My household has been using for the last four months a three-stage filter system that includes a coarse particulate filter, an activated-charcoal filter, and a greensand iron/manganese filter.
This filter system is not advertised as reducing water hardness, but in our experience it does. Testing by our local lab shows that unfiltered, our water has a hardness (CaCO3) of around 70 mg/l. Filtered, the hardness is essentially eliminated (the test comes back as "not detected").
The downside? These filters are lasting a fraction of their advertised lifetime for us. The manufacturer tells us that the filters should work for 90,000 gallons, given our water condition (around 100 mg/l TDS, which apparently is the biggest thing they worry about in terms of effect on the filter, other than the substances actually being filtered). But in practice, we are seeing the efficacy of the filters reduced quickly under use, requiring replacement after around 9,000 gallons. I.e. they last only a tenth of the time they are advertised to.

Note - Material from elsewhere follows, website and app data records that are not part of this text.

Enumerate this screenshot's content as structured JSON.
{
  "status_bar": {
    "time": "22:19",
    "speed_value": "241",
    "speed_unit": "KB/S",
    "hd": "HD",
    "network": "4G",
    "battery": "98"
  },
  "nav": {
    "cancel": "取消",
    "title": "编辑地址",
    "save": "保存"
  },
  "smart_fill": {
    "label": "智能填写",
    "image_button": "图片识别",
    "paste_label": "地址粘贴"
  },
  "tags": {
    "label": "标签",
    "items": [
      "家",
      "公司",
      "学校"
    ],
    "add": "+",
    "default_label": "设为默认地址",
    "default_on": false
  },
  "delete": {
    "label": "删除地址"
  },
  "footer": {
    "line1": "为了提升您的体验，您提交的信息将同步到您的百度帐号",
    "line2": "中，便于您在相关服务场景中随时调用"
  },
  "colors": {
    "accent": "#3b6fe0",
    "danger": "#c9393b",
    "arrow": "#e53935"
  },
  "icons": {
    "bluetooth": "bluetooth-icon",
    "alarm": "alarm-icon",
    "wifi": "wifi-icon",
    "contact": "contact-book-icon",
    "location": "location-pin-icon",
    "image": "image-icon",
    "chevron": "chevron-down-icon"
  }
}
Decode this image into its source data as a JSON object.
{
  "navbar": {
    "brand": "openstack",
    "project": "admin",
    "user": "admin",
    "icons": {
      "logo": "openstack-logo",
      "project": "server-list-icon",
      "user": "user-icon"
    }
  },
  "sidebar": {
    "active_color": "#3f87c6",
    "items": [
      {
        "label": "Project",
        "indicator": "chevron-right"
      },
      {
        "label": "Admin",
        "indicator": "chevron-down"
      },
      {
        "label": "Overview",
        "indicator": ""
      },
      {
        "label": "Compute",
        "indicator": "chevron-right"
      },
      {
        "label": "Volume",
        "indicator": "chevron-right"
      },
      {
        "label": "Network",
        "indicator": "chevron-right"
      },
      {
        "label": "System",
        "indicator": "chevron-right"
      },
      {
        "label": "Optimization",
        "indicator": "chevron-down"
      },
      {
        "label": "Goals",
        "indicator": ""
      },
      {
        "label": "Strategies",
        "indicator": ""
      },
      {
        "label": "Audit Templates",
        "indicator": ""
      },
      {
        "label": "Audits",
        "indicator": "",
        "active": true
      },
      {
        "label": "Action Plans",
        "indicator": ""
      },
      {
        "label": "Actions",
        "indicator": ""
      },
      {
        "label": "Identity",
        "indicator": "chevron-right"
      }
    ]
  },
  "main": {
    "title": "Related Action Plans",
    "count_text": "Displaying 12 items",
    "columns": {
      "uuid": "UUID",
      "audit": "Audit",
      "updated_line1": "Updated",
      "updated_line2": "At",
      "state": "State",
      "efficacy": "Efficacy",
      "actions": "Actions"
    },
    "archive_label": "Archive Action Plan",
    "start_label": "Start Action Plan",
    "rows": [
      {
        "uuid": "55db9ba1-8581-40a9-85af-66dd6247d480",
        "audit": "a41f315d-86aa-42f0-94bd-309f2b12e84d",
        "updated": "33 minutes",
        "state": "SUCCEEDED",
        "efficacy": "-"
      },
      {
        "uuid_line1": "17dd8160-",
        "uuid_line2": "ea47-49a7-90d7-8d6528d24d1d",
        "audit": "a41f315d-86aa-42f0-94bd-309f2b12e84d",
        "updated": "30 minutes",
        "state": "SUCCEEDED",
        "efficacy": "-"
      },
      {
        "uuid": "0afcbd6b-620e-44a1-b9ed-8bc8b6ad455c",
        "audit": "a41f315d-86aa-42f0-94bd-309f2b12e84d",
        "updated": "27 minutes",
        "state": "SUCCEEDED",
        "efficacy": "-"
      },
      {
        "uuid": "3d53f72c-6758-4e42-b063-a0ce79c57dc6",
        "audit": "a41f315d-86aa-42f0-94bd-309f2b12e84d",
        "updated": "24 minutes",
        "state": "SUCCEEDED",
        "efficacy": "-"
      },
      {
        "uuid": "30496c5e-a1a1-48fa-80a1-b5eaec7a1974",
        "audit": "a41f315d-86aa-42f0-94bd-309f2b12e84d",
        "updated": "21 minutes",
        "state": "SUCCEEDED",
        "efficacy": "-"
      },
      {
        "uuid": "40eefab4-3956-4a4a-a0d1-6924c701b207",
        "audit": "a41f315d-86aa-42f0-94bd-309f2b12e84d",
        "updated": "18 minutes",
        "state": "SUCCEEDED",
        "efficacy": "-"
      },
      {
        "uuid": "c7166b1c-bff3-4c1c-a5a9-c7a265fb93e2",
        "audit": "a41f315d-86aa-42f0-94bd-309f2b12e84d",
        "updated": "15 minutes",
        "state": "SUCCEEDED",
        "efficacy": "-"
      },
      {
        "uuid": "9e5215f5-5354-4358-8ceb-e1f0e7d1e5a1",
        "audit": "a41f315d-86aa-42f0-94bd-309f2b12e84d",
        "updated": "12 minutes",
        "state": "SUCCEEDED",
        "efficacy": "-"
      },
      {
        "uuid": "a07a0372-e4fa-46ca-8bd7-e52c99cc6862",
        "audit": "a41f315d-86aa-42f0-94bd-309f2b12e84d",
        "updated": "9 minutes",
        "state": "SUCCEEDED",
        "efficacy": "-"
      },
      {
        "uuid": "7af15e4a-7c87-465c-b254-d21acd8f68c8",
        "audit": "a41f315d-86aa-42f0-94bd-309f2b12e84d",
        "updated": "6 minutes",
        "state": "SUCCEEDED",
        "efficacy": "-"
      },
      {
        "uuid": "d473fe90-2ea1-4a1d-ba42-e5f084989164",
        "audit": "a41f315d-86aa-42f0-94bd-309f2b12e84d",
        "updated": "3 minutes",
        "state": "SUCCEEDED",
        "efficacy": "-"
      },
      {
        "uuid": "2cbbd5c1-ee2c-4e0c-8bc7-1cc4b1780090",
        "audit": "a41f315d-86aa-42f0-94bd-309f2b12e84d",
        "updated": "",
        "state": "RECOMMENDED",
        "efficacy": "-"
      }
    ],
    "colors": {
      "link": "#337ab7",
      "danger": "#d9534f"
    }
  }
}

The manufacturer has told us that they don't expect for the water hardness to be a problem, but they also say that the filters shouldn't be removing hardness from the water. My interpretation of our experience is that they are mistaken on both fronts, leading to the CaCO3 getting caught by the Fe/Mn filter, causing it to be saturated much more quickly than expected.
For us, the cost of the filter is high enough that we are looking into alternatives (but we're hoping to find a salt-free option). But depending on one's goals and existing hardness levels, it might be worth a try. The initial install cost was very low (the filter housing and three filters included is only about US$500). A salt-based system will be much less expensive, but our experience shows that it is possible to remove hardness without salt, albeit at increased expense (and since the bulk of the expense is the filter cartridge, an on-going expense, it will eventually exceed the cost of most other options, including reverse-osmosis).